Exercise: Would you write out all of the entries below, exactly as they stand?

Dataset records:
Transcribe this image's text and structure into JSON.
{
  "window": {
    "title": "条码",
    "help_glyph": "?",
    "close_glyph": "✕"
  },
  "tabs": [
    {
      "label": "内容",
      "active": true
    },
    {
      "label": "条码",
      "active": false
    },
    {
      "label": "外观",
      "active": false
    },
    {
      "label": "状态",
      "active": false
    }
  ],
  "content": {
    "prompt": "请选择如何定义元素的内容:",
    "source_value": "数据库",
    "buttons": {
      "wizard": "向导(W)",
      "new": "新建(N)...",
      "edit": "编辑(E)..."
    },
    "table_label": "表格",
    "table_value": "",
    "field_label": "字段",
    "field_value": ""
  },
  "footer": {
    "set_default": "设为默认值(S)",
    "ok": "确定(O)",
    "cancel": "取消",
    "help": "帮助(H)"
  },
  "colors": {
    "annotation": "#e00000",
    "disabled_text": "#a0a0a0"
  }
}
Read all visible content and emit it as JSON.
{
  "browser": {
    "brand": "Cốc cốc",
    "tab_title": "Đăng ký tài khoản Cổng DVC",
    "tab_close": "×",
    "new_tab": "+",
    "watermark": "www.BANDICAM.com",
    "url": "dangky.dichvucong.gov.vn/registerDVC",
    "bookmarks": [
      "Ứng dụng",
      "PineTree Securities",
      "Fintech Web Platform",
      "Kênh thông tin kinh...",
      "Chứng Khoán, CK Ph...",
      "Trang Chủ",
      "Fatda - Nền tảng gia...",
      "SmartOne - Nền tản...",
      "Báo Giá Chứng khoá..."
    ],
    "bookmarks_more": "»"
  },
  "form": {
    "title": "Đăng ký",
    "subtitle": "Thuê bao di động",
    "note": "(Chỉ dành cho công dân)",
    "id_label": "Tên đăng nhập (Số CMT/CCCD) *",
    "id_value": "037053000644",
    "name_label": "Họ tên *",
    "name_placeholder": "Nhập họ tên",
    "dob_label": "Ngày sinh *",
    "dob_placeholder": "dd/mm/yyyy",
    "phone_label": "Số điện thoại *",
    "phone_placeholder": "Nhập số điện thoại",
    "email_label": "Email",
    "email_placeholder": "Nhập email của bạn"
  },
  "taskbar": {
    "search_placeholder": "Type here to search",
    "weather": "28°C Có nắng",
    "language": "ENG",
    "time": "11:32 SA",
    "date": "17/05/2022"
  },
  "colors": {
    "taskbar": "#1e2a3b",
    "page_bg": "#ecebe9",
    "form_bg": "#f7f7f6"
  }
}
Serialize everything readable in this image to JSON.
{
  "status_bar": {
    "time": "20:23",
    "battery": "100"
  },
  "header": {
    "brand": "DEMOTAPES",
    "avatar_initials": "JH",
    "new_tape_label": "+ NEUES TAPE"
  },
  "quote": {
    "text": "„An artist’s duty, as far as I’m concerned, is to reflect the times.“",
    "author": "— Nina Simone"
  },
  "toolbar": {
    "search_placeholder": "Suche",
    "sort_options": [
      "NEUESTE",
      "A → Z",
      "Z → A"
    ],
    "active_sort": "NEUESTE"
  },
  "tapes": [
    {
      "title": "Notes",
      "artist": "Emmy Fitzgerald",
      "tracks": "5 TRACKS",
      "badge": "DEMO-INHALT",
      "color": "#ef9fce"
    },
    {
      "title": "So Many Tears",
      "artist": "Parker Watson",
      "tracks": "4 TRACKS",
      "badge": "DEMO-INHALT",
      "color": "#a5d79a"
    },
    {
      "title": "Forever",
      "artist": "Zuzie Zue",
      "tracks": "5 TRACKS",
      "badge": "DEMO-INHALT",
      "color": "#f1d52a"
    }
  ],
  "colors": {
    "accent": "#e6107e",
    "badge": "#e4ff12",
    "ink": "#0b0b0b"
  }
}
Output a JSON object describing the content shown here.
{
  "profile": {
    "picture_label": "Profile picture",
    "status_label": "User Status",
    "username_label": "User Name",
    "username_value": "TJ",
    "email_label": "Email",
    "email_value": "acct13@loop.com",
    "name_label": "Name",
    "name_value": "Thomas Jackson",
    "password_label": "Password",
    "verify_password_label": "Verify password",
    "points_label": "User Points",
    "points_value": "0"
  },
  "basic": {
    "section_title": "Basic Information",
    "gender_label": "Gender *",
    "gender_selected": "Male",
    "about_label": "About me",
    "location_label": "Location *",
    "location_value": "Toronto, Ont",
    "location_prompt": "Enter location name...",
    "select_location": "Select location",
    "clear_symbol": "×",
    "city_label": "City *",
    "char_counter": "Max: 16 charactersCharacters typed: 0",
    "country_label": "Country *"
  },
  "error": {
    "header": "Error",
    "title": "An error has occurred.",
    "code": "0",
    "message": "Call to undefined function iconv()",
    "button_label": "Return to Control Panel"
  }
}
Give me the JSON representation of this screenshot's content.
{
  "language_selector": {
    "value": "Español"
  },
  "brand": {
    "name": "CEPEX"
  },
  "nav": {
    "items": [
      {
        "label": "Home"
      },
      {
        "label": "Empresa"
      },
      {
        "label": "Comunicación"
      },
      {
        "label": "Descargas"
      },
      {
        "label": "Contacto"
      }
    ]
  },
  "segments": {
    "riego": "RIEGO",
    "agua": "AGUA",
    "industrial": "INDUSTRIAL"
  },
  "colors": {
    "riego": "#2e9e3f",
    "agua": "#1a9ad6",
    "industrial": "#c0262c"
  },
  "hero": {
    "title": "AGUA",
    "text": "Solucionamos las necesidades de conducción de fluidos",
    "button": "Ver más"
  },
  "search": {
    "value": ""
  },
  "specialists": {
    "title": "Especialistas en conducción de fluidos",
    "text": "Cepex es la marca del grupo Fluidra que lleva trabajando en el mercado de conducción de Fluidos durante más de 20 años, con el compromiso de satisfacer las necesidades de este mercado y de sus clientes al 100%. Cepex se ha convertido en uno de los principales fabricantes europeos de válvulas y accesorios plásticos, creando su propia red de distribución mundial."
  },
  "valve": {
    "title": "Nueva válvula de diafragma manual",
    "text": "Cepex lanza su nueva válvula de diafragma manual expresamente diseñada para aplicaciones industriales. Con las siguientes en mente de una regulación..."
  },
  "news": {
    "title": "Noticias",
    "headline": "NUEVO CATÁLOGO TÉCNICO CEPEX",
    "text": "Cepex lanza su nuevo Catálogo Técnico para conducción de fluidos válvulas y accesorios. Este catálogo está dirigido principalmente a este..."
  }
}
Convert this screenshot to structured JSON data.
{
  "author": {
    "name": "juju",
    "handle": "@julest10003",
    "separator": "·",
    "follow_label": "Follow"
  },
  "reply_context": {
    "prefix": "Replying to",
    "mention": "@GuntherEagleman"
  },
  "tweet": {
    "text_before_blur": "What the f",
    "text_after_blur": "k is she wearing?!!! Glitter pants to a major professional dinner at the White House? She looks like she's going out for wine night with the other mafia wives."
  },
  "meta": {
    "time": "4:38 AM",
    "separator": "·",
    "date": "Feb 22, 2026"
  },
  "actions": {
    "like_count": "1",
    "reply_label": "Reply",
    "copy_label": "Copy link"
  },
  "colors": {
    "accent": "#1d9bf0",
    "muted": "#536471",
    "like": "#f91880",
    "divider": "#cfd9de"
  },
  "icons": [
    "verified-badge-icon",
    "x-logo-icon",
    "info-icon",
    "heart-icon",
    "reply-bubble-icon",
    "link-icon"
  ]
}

Response box:
Transcribe this image's text and structure into JSON.
{
  "window": {
    "title": "条码",
    "help_glyph": "?",
    "close_glyph": "✕"
  },
  "tabs": [
    {
      "label": "内容",
      "active": true
    },
    {
      "label": "条码",
      "active": false
    },
    {
      "label": "外观",
      "active": false
    },
    {
      "label": "状态",
      "active": false
    }
  ],
  "content": {
    "prompt": "请选择如何定义元素的内容:",
    "source_value": "数据库",
    "buttons": {
      "wizard": "向导(W)",
      "new": "新建(N)...",
      "edit": "编辑(E)..."
    },
    "table_label": "表格",
    "table_value": "",
    "field_label": "字段",
    "field_value": ""
  },
  "footer": {
    "set_default": "设为默认值(S)",
    "ok": "确定(O)",
    "cancel": "取消",
    "help": "帮助(H)"
  },
  "colors": {
    "annotation": "#e00000",
    "disabled_text": "#a0a0a0"
  }
}
Read all visible content and emit it as JSON.
{
  "browser": {
    "brand": "Cốc cốc",
    "tab_title": "Đăng ký tài khoản Cổng DVC",
    "tab_close": "×",
    "new_tab": "+",
    "watermark": "www.BANDICAM.com",
    "url": "dangky.dichvucong.gov.vn/registerDVC",
    "bookmarks": [
      "Ứng dụng",
      "PineTree Securities",
      "Fintech Web Platform",
      "Kênh thông tin kinh...",
      "Chứng Khoán, CK Ph...",
      "Trang Chủ",
      "Fatda - Nền tảng gia...",
      "SmartOne - Nền tản...",
      "Báo Giá Chứng khoá..."
    ],
    "bookmarks_more": "»"
  },
  "form": {
    "title": "Đăng ký",
    "subtitle": "Thuê bao di động",
    "note": "(Chỉ dành cho công dân)",
    "id_label": "Tên đăng nhập (Số CMT/CCCD) *",
    "id_value": "037053000644",
    "name_label": "Họ tên *",
    "name_placeholder": "Nhập họ tên",
    "dob_label": "Ngày sinh *",
    "dob_placeholder": "dd/mm/yyyy",
    "phone_label": "Số điện thoại *",
    "phone_placeholder": "Nhập số điện thoại",
    "email_label": "Email",
    "email_placeholder": "Nhập email của bạn"
  },
  "taskbar": {
    "search_placeholder": "Type here to search",
    "weather": "28°C Có nắng",
    "language": "ENG",
    "time": "11:32 SA",
    "date": "17/05/2022"
  },
  "colors": {
    "taskbar": "#1e2a3b",
    "page_bg": "#ecebe9",
    "form_bg": "#f7f7f6"
  }
}
Serialize everything readable in this image to JSON.
{
  "status_bar": {
    "time": "20:23",
    "battery": "100"
  },
  "header": {
    "brand": "DEMOTAPES",
    "avatar_initials": "JH",
    "new_tape_label": "+ NEUES TAPE"
  },
  "quote": {
    "text": "„An artist’s duty, as far as I’m concerned, is to reflect the times.“",
    "author": "— Nina Simone"
  },
  "toolbar": {
    "search_placeholder": "Suche",
    "sort_options": [
      "NEUESTE",
      "A → Z",
      "Z → A"
    ],
    "active_sort": "NEUESTE"
  },
  "tapes": [
    {
      "title": "Notes",
      "artist": "Emmy Fitzgerald",
      "tracks": "5 TRACKS",
      "badge": "DEMO-INHALT",
      "color": "#ef9fce"
    },
    {
      "title": "So Many Tears",
      "artist": "Parker Watson",
      "tracks": "4 TRACKS",
      "badge": "DEMO-INHALT",
      "color": "#a5d79a"
    },
    {
      "title": "Forever",
      "artist": "Zuzie Zue",
      "tracks": "5 TRACKS",
      "badge": "DEMO-INHALT",
      "color": "#f1d52a"
    }
  ],
  "colors": {
    "accent": "#e6107e",
    "badge": "#e4ff12",
    "ink": "#0b0b0b"
  }
}
Output a JSON object describing the content shown here.
{
  "profile": {
    "picture_label": "Profile picture",
    "status_label": "User Status",
    "username_label": "User Name",
    "username_value": "TJ",
    "email_label": "Email",
    "email_value": "acct13@loop.com",
    "name_label": "Name",
    "name_value": "Thomas Jackson",
    "password_label": "Password",
    "verify_password_label": "Verify password",
    "points_label": "User Points",
    "points_value": "0"
  },
  "basic": {
    "section_title": "Basic Information",
    "gender_label": "Gender *",
    "gender_selected": "Male",
    "about_label": "About me",
    "location_label": "Location *",
    "location_value": "Toronto, Ont",
    "location_prompt": "Enter location name...",
    "select_location": "Select location",
    "clear_symbol": "×",
    "city_label": "City *",
    "char_counter": "Max: 16 charactersCharacters typed: 0",
    "country_label": "Country *"
  },
  "error": {
    "header": "Error",
    "title": "An error has occurred.",
    "code": "0",
    "message": "Call to undefined function iconv()",
    "button_label": "Return to Control Panel"
  }
}
Give me the JSON representation of this screenshot's content.
{
  "language_selector": {
    "value": "Español"
  },
  "brand": {
    "name": "CEPEX"
  },
  "nav": {
    "items": [
      {
        "label": "Home"
      },
      {
        "label": "Empresa"
      },
      {
        "label": "Comunicación"
      },
      {
        "label": "Descargas"
      },
      {
        "label": "Contacto"
      }
    ]
  },
  "segments": {
    "riego": "RIEGO",
    "agua": "AGUA",
    "industrial": "INDUSTRIAL"
  },
  "colors": {
    "riego": "#2e9e3f",
    "agua": "#1a9ad6",
    "industrial": "#c0262c"
  },
  "hero": {
    "title": "AGUA",
    "text": "Solucionamos las necesidades de conducción de fluidos",
    "button": "Ver más"
  },
  "search": {
    "value": ""
  },
  "specialists": {
    "title": "Especialistas en conducción de fluidos",
    "text": "Cepex es la marca del grupo Fluidra que lleva trabajando en el mercado de conducción de Fluidos durante más de 20 años, con el compromiso de satisfacer las necesidades de este mercado y de sus clientes al 100%. Cepex se ha convertido en uno de los principales fabricantes europeos de válvulas y accesorios plásticos, creando su propia red de distribución mundial."
  },
  "valve": {
    "title": "Nueva válvula de diafragma manual",
    "text": "Cepex lanza su nueva válvula de diafragma manual expresamente diseñada para aplicaciones industriales. Con las siguientes en mente de una regulación..."
  },
  "news": {
    "title": "Noticias",
    "headline": "NUEVO CATÁLOGO TÉCNICO CEPEX",
    "text": "Cepex lanza su nuevo Catálogo Técnico para conducción de fluidos válvulas y accesorios. Este catálogo está dirigido principalmente a este..."
  }
}
Convert this screenshot to structured JSON data.
{
  "author": {
    "name": "juju",
    "handle": "@julest10003",
    "separator": "·",
    "follow_label": "Follow"
  },
  "reply_context": {
    "prefix": "Replying to",
    "mention": "@GuntherEagleman"
  },
  "tweet": {
    "text_before_blur": "What the f",
    "text_after_blur": "k is she wearing?!!! Glitter pants to a major professional dinner at the White House? She looks like she's going out for wine night with the other mafia wives."
  },
  "meta": {
    "time": "4:38 AM",
    "separator": "·",
    "date": "Feb 22, 2026"
  },
  "actions": {
    "like_count": "1",
    "reply_label": "Reply",
    "copy_label": "Copy link"
  },
  "colors": {
    "accent": "#1d9bf0",
    "muted": "#536471",
    "like": "#f91880",
    "divider": "#cfd9de"
  },
  "icons": [
    "verified-badge-icon",
    "x-logo-icon",
    "info-icon",
    "heart-icon",
    "reply-bubble-icon",
    "link-icon"
  ]
}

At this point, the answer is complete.